==== Provided material
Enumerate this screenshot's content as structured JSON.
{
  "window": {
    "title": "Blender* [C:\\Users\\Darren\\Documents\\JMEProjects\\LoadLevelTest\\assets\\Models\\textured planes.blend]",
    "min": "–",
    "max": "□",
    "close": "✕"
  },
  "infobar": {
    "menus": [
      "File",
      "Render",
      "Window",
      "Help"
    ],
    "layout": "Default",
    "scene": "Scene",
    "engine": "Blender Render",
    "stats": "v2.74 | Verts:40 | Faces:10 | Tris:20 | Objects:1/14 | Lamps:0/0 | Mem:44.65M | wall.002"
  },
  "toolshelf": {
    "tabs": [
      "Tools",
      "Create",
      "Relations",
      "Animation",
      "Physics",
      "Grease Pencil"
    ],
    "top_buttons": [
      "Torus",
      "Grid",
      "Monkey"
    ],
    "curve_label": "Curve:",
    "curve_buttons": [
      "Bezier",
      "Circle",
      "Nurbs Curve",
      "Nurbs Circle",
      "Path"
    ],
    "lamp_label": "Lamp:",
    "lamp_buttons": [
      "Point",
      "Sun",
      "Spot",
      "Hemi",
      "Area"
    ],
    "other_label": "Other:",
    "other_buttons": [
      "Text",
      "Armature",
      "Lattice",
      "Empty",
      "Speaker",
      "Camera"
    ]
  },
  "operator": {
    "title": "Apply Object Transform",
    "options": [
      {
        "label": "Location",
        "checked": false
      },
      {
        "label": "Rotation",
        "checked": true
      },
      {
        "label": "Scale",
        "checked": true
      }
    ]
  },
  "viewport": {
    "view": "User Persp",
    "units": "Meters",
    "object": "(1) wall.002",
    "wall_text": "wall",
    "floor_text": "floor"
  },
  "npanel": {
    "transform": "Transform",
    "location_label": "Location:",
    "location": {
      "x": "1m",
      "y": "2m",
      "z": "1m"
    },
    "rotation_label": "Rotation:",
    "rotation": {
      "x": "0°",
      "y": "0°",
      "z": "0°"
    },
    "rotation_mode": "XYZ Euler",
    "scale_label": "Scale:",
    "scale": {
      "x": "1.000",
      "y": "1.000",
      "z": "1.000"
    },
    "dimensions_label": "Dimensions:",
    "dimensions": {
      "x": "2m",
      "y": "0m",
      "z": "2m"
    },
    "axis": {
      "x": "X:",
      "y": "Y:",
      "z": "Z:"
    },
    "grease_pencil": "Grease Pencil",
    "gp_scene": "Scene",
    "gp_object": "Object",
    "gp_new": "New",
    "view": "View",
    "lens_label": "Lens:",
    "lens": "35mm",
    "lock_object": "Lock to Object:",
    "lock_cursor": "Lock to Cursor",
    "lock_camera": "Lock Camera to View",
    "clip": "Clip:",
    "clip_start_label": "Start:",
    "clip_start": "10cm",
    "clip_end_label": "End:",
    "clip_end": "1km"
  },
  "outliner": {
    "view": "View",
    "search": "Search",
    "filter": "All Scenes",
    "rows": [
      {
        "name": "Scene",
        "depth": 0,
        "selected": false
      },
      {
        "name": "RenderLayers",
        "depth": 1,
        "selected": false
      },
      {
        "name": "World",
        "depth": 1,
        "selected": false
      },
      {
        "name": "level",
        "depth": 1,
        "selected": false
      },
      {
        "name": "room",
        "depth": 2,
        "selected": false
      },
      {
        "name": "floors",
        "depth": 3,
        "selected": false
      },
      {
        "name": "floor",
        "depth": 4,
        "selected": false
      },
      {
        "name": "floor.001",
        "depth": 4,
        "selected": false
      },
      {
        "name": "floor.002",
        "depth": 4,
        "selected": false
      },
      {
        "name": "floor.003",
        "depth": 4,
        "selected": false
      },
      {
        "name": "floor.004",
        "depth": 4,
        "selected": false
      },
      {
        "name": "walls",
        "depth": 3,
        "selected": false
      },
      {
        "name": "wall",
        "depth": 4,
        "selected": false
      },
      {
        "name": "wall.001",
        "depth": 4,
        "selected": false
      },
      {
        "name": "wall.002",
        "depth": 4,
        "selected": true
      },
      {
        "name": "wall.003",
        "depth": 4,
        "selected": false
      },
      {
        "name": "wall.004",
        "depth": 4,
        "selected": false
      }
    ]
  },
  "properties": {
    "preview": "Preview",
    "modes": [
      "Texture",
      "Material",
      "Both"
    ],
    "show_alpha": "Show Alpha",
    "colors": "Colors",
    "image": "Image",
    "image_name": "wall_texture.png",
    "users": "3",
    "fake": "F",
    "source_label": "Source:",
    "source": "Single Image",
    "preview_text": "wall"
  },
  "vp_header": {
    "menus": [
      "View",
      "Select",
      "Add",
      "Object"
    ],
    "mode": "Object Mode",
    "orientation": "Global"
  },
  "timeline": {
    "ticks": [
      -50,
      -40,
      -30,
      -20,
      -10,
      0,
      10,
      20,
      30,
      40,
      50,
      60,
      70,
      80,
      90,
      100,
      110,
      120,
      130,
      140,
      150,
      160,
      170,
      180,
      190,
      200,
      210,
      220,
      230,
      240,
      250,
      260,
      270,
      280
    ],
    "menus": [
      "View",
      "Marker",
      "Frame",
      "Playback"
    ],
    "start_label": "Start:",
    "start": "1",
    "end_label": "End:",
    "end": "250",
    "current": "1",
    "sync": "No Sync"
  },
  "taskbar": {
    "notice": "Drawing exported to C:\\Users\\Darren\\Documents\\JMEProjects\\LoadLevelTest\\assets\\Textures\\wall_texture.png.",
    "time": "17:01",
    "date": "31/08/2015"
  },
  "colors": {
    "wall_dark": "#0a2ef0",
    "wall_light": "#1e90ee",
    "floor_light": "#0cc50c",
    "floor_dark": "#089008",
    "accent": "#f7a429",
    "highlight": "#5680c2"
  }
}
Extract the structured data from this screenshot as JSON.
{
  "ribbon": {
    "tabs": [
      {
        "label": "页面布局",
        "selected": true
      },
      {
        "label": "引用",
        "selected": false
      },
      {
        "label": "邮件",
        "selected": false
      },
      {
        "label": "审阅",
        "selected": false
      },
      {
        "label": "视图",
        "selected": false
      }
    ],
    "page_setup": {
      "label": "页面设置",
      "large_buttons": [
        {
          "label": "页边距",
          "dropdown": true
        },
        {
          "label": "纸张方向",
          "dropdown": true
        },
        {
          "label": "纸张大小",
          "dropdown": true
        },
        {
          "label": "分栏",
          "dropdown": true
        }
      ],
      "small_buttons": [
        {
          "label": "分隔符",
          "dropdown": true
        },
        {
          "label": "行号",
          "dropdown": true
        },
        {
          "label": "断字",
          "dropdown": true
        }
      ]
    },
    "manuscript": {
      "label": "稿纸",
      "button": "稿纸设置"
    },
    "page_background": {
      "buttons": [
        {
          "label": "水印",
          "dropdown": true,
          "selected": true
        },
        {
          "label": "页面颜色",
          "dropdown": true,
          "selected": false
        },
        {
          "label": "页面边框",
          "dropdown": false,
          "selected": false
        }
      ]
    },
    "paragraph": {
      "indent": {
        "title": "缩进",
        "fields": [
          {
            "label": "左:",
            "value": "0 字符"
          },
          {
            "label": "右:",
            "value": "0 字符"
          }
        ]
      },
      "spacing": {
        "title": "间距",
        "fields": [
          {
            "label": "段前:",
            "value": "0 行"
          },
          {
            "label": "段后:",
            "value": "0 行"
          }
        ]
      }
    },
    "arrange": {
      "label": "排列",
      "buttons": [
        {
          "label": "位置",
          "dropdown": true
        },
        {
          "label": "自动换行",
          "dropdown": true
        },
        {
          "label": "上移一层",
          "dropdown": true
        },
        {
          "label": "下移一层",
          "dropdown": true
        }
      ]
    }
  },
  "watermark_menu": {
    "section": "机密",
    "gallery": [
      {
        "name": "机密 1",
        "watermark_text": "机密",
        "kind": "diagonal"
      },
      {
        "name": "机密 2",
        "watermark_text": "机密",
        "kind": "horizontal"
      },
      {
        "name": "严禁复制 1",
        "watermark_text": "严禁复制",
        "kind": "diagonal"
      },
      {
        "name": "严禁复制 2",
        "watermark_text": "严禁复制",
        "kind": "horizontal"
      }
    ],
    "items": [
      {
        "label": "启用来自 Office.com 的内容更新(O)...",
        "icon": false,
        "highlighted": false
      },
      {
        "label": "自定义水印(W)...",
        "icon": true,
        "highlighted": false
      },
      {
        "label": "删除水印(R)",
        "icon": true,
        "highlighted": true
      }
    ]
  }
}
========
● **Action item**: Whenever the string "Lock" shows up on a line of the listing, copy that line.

● **Answer to the exercise**:
    "lock_object": "Lock to Object:",
    "lock_cursor": "Lock to Cursor",
    "lock_camera": "Lock Camera to View",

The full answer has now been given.